The U.S. District Court for the Eastern District of Pennsylvania dismissed the protesters’ suit in January 2007, finding that Philly Pride had the right to exclude the antigay group and their “contrary message” from the event, a ruling the Third Circuit Court of Appeals later upheld.

Civil unions legalized in NJ

Following a lawsuit by a group of same-sex couples in New Jersey, the state Supreme Court ruled in 2006 that same-sex couples were entitled to the same rights and benefits as married heterosexuals. The ruling led to the state legislature passing a civil-union bill in December 2006, which was signed into law by then-Gov. Jon Corzine.

The law created the Civil Union Review Commission, which released a wide-reaching report on the law in 2008, finding that many same-sex couples were still being treated unfairly. The commission recommended that full marriage equality was the only way to uphold the court’s ruling.

Although a marriage-equality bill was introduced in both chambers of the legislature in 2009, it failed to advance past a Senate vote in early 2010.

Nondiscrimination bill stalls in PA legislature

Pennsylvania continues to lack protections for LGBT residents as numerous efforts to pass an inclusive nondiscrimination law have been met with resistance.

The bill was originally introduced in October 2006 in the House by Rep. Chris Ross (R-158th Dist.) and in the Senate by Sen. Joe Conti (R-10th Dist.), but eventually died in the House State Government Committee and the Senate Judiciary Committee with no action.

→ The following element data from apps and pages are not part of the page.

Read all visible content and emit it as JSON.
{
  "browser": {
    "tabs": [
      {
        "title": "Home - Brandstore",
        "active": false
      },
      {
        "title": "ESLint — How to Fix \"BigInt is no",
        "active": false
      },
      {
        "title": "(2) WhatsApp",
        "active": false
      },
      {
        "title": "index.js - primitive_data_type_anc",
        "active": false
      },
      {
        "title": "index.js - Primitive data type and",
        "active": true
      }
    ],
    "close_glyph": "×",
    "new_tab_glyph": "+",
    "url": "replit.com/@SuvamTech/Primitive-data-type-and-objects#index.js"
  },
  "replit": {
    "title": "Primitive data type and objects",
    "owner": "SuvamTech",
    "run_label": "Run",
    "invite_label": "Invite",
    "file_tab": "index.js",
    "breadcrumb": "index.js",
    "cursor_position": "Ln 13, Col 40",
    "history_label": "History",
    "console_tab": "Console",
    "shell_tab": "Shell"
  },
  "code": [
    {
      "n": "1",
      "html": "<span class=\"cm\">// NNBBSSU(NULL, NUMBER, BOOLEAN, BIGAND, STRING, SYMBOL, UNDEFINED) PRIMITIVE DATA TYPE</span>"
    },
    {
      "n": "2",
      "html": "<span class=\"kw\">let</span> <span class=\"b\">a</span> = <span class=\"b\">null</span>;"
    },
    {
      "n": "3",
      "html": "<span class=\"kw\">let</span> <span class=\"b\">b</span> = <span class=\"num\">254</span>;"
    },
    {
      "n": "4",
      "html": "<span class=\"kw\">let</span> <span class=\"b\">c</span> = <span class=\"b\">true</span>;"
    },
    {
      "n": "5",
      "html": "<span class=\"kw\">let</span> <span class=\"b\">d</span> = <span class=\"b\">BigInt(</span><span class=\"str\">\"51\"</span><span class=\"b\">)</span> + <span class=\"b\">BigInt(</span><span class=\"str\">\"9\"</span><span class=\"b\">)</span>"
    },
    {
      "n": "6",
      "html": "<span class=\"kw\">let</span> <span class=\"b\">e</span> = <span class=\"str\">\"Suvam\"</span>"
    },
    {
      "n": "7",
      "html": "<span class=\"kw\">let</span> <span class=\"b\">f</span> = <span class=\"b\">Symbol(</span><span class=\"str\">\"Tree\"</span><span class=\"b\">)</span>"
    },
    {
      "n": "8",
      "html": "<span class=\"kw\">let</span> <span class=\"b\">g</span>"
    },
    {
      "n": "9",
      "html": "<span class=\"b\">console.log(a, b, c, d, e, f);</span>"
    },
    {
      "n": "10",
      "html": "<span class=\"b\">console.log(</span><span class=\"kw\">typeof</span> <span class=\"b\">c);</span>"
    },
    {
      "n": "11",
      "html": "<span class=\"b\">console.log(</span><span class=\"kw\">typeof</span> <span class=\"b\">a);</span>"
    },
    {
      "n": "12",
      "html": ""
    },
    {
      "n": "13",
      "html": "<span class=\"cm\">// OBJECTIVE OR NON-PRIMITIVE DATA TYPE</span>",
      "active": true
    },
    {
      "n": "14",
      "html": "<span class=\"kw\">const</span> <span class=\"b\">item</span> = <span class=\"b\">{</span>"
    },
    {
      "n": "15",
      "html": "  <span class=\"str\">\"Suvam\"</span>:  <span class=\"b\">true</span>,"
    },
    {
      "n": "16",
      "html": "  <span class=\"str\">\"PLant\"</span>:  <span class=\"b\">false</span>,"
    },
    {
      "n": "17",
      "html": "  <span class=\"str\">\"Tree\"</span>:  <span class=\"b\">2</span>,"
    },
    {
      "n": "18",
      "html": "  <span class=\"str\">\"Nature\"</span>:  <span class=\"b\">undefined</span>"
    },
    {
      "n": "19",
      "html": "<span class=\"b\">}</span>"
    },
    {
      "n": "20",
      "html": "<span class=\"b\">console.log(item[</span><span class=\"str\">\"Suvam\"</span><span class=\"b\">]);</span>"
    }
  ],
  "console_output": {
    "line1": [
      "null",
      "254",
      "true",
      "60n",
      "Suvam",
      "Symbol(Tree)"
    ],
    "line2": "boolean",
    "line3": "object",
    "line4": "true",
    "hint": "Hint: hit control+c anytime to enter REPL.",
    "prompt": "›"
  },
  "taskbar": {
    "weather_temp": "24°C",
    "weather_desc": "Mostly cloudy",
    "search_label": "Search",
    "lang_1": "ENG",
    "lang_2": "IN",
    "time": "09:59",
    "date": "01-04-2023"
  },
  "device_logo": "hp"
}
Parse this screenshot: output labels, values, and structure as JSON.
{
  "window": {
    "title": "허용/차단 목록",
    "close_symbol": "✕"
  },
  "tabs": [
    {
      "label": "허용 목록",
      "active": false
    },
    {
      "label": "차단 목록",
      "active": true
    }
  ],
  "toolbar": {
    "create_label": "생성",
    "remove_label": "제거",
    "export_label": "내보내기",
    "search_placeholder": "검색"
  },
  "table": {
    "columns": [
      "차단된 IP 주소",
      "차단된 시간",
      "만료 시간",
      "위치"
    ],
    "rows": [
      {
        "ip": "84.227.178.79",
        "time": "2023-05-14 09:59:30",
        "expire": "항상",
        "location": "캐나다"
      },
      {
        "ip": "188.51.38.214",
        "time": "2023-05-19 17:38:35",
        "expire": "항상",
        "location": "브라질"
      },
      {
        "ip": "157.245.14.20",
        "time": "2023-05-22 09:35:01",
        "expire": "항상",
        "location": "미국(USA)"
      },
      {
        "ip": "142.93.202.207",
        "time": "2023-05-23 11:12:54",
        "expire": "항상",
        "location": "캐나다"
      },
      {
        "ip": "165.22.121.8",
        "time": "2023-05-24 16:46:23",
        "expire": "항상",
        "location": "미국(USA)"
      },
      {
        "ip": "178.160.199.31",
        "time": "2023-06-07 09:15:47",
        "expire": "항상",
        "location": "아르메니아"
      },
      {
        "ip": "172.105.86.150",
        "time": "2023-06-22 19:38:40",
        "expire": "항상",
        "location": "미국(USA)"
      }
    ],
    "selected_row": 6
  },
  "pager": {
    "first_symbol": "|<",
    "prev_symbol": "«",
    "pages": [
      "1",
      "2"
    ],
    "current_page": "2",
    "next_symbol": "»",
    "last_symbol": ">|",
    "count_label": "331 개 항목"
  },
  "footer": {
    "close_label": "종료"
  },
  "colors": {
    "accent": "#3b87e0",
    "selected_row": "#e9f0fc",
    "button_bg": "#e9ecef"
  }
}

Rep. Dan Frankel (D-23rd Dist.) reintroduced the measure in June 2007, and it was eventually tabled by the State Government Committee in September 2008; the Senate Judiciary Committee failed to move on Sen. Pat Browne’s (R-16th Dist.) companion bill.

Frankel again spearheaded the measure in March 2009 and it successfully passed out of the Appropriations Committee, marking the first time the bill garnered committee approval. However, Republicans mired the bill with amendments, and it died without seeing a full House vote.